An exact copy of the entries below is needed, with every picture left out.
===== SOURCE MATERIAL
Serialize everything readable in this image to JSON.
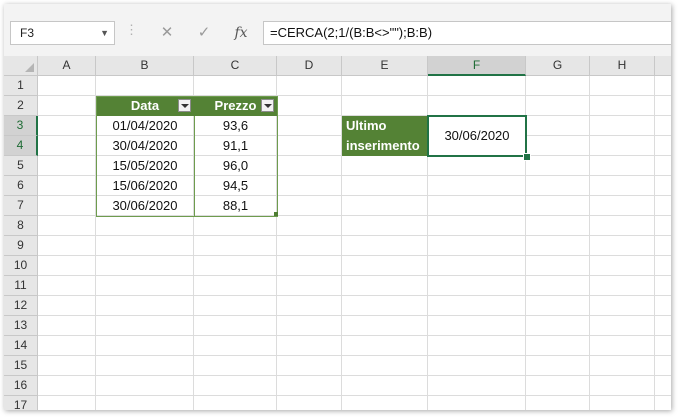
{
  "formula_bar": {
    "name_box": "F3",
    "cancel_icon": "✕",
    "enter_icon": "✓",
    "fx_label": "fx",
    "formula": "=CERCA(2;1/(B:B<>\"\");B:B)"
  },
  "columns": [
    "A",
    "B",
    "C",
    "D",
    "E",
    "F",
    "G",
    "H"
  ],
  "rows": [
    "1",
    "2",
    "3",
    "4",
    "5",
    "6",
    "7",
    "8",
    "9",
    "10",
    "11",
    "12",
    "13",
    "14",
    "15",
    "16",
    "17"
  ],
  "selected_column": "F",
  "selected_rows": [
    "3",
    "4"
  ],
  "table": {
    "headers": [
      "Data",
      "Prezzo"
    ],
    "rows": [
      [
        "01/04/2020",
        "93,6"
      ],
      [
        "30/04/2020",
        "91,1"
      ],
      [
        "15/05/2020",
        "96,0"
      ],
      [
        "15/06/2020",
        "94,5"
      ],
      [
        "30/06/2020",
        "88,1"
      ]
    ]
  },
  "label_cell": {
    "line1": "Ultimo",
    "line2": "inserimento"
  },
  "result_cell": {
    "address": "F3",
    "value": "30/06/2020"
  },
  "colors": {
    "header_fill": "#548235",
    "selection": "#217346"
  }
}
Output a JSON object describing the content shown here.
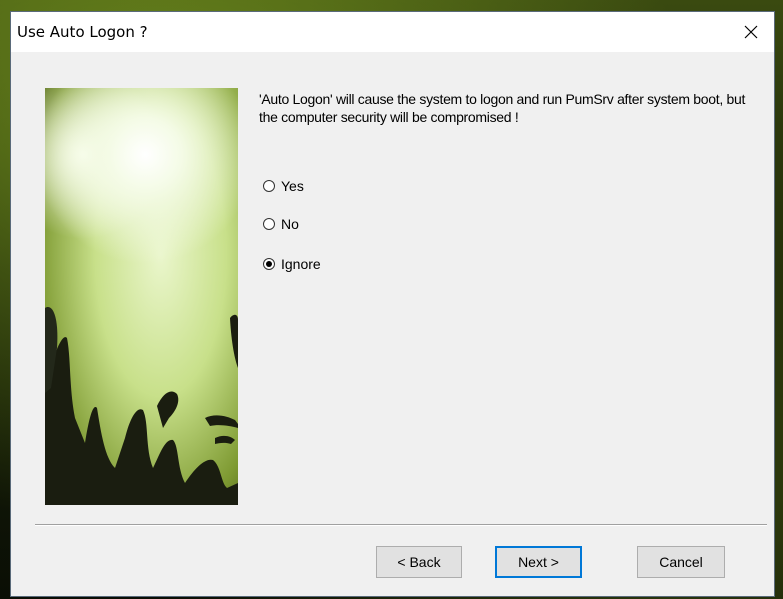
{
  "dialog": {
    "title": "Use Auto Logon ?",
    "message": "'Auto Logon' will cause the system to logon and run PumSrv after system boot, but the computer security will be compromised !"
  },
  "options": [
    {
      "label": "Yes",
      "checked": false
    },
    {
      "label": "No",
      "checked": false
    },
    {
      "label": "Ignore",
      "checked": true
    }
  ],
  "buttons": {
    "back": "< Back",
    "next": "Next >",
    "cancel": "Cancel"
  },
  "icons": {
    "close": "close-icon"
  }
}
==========
= EXERCISE SOLUTION =
Serialize everything readable in this image to JSON.
{
  "formula_bar": {
    "name_box": "F3",
    "cancel_icon": "✕",
    "enter_icon": "✓",
    "fx_label": "fx",
    "formula": "=CERCA(2;1/(B:B<>\"\");B:B)"
  },
  "columns": [
    "A",
    "B",
    "C",
    "D",
    "E",
    "F",
    "G",
    "H"
  ],
  "rows": [
    "1",
    "2",
    "3",
    "4",
    "5",
    "6",
    "7",
    "8",
    "9",
    "10",
    "11",
    "12",
    "13",
    "14",
    "15",
    "16",
    "17"
  ],
  "selected_column": "F",
  "selected_rows": [
    "3",
    "4"
  ],
  "table": {
    "headers": [
      "Data",
      "Prezzo"
    ],
    "rows": [
      [
        "01/04/2020",
        "93,6"
      ],
      [
        "30/04/2020",
        "91,1"
      ],
      [
        "15/05/2020",
        "96,0"
      ],
      [
        "15/06/2020",
        "94,5"
      ],
      [
        "30/06/2020",
        "88,1"
      ]
    ]
  },
  "label_cell": {
    "line1": "Ultimo",
    "line2": "inserimento"
  },
  "result_cell": {
    "address": "F3",
    "value": "30/06/2020"
  },
  "colors": {
    "header_fill": "#548235",
    "selection": "#217346"
  }
}
Output a JSON object describing the content shown here.
{
  "dialog": {
    "title": "Use Auto Logon ?",
    "message": "'Auto Logon' will cause the system to logon and run PumSrv after system boot, but the computer security will be compromised !"
  },
  "options": [
    {
      "label": "Yes",
      "checked": false
    },
    {
      "label": "No",
      "checked": false
    },
    {
      "label": "Ignore",
      "checked": true
    }
  ],
  "buttons": {
    "back": "< Back",
    "next": "Next >",
    "cancel": "Cancel"
  },
  "icons": {
    "close": "close-icon"
  }
}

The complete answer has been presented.